The church was restored by J. L. Pearson in the Decorated style. The church has a chancel, nave with north aisle, south transept and west tower. The responds of the pointed chancel arch may be twelfth-century.


In the Domesday Book there was a church and a priest at South Cave (VCH II).

The value before the Conquest was £12, and by 1086, £5. In 1066 all 24 carucates in South Cave had belonged to Game; in 1086 they were held by Robert Malet; in 1106 they went to Niel Daubeney, and then to his son called Roger Mowbray. In 1153 Roger de Mowbray gave 4 carucates near the Humber to York Minster (VCHER IV, 43). Between about 1170 and 1184, Roger de Mowbray gave Roger d’Eyville 3 carucates; Nicholas de Bellun and Roger de Norris held the remainder.


Interior Features


Chancel arch/Apse arches

When the same architect restored Riccall church, he left the arcade columns leaning, relying on the complete rebuilding of the outer walls and tower to cope with the strains. 'Pearson left them as a reminder of the state of the church before he restored it' (Quiney 1979, 129).

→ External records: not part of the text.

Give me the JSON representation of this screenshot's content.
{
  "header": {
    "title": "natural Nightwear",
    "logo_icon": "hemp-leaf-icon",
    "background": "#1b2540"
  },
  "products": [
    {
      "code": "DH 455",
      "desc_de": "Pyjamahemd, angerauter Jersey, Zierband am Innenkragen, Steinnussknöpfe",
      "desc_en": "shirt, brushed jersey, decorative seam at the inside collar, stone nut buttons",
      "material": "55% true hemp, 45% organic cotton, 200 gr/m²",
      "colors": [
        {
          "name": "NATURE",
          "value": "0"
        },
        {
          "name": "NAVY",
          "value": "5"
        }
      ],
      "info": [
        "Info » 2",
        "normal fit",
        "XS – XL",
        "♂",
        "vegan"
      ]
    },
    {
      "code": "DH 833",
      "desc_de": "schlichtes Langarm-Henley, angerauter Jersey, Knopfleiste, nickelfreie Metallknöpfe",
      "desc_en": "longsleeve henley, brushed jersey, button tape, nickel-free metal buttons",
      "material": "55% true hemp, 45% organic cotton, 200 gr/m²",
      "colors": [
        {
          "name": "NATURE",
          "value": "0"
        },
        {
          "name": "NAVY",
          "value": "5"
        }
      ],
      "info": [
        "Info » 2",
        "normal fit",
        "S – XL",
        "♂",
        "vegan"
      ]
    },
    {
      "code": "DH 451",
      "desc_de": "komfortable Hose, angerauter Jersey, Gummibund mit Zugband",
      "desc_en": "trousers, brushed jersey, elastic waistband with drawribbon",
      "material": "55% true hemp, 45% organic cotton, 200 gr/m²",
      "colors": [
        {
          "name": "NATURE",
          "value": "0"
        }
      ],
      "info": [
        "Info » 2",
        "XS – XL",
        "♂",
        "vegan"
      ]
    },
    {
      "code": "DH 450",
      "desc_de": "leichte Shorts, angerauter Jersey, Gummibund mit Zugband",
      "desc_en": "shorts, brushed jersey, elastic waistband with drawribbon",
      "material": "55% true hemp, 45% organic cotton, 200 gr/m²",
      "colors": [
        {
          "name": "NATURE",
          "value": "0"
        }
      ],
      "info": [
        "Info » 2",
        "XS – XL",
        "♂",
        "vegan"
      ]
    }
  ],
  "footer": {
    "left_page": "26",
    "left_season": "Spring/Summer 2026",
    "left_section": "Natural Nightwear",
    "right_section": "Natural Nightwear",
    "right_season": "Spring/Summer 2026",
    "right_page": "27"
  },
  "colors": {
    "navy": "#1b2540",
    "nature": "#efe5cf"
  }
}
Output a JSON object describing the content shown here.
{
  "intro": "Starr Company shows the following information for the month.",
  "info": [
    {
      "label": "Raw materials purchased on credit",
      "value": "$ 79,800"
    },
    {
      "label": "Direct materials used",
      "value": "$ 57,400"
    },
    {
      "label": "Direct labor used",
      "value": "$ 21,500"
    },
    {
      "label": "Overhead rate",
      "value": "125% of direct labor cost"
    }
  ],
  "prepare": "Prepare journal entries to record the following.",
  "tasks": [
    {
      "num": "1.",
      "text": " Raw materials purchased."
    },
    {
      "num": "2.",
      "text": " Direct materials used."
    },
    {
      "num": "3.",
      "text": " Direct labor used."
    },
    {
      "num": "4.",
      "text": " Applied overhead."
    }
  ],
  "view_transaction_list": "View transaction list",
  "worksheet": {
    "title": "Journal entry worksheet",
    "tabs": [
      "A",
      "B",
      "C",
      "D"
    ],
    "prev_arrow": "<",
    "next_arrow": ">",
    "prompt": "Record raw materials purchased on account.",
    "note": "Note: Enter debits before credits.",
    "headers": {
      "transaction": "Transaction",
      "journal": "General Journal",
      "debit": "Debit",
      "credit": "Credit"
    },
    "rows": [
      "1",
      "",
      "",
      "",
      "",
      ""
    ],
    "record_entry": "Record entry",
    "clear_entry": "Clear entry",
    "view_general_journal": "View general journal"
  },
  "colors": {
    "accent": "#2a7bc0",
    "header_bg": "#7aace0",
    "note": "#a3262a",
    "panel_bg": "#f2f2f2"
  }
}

N. Pevsner & D. Neave, Yorkshire: York and the East Riding, 2nd edition, London, 1995

A. Quiney, John Loughborough Pearson, Yale, 1979

Victoria County History: East Riding of Yorkshire, IV (Harthill Wapentake, Hunsley Beacon section), 1979

Victoria County History: Yorkshire, II (General volume, including Domesday Book) 1912, reprinted 1974